A student government body at the University’s Graduate School of Arts & Sciences is set to launch a dental reimbursement fund in an attempt to secure dental coverage from the University.
The Graduate & Professional Student Senate plans to announce Thursday the creation of a fund that will allow students to apply for reimbursements up to $500 for dental procedures. Although the fund — only $4500 taken from the GPSS’s budget — is small, organizers said they hope the program raises awareness of what students described as poor dental coverage for graduate and professional students. Graduate School Dean Jon Butler had no comment on what he called an “interesting experiment,” and noted that, when similar programs were offered in the past, few students signed up them.
Applicants seeking reimbursement from the GPSS fund for dental expenses must fill out a form online, which asks various questions about the procedure. A selection committee of GPSS members will then examine several factors to decide which students will receive reimbursements, including the cost and urgency of the procedure. The maximum reimbursement is $500.
The fund is the latest step by graduate and professional students in their campaign to obtain comprehensive dental coverage.
Woods said he has spoken with Butler about dental coverage several times. But he said the GPSS eventually decided to centralize its efforts and lobby the University provost’s office, rather than working separately each of the 12 graduate and professional deans.
Stephanie Spangler, deputy provost for biomedical and health affairs, said her office is in discussions with GPSS.
“We’re starting to explore options,” she said. “We wouldn’t be exploring it if we thought there was no hope of finding some kind of solution. We certainly want to sit down and explore what we can do.”
The provost’s office, along with Butler and the other deans, will ultimately have final say over the matter, Spangler said.
“It’s impossible that we’re going to solve the problem with the money we have at hand,” GPSS President Bryan Woods GRD ’11 said. “Our job is not to run a benefit organization but to lobby on behalf of graduate and professional students to the administration, and that’s what we’re going about here.”
Woods said the goal of the program is to show administrators that there is high demand for dental coverage and eventually work toward full dental insurance for graduate and professional students. If there is significant student demand for dental reimbursement, Woods said GPSS will petition administrators to add more money to GPSS’s overall budget. GPSS plans to maintain the reimbursement fund through the 2009-’10 academic year and will dedicate roughly $9000 annually to the program out of its $60,000 budget.

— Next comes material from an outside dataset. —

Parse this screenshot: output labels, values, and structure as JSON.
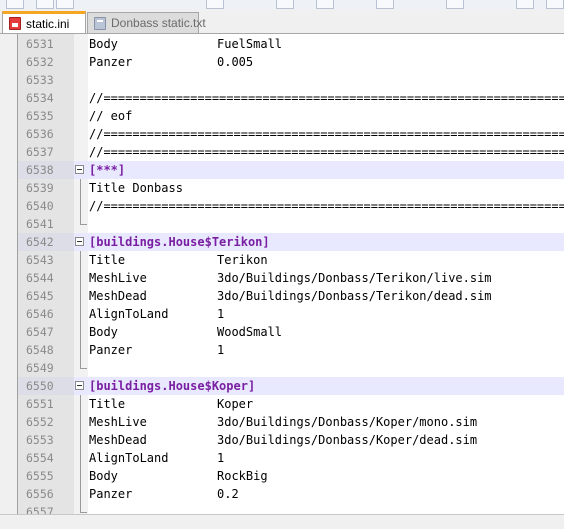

Yale once offered dental insurance to graduate and professional school students, but the insurance company withdrew due to lack of student interest, Butler said.
“It’s pretty sad that there is a large number of students who come to Yale and go for years without dental cleaning because the cost is too much,” said Sean McEvoy MED ’10, the administrator of the fund.
Currently, graduate and professional students may buy into a dental plan called Co-Health USA, said Paul Genecin, director of University health services. McEvoy said Co-Health USA allows students to see select area dentists at a discounted price. Ultimately, Woods said GPSS hopes to see a health insurance plan with annual premiums below $600 for families and $200 for individuals that will cover catastrophic dental work and cover routine care “at minimal cost to the student.”
Ten graduate students interviewed by the News said they found the Co-Health plan insufficient, but said they were skeptical of GPSS’s method.
Without dental coverage, Daniel Leisawitz GRD ’11 said he has spent hundreds of dollars on dental procedures during his time at Yale, and said he would value an insurance plan.
Priyanka Anand ’12 said the GPSS plan is not ideal, though she said it was better than nothing. Anand said participating in the fund is risky, as students must pay for a procedure before they know if they will be reimbursed.
“If you don’t end up being one of those people, you end up paying out of your pocket anyway,” Anand said. “I don’t know if [the fund] will have a lot of success, but it’s a nice thing to start off with.”
Anand called the options the University currently offers “unimpressive.”
Among top-tier graduate schools, Woods said only Yale and Dartmouth do not offer comprehensive dental insurance.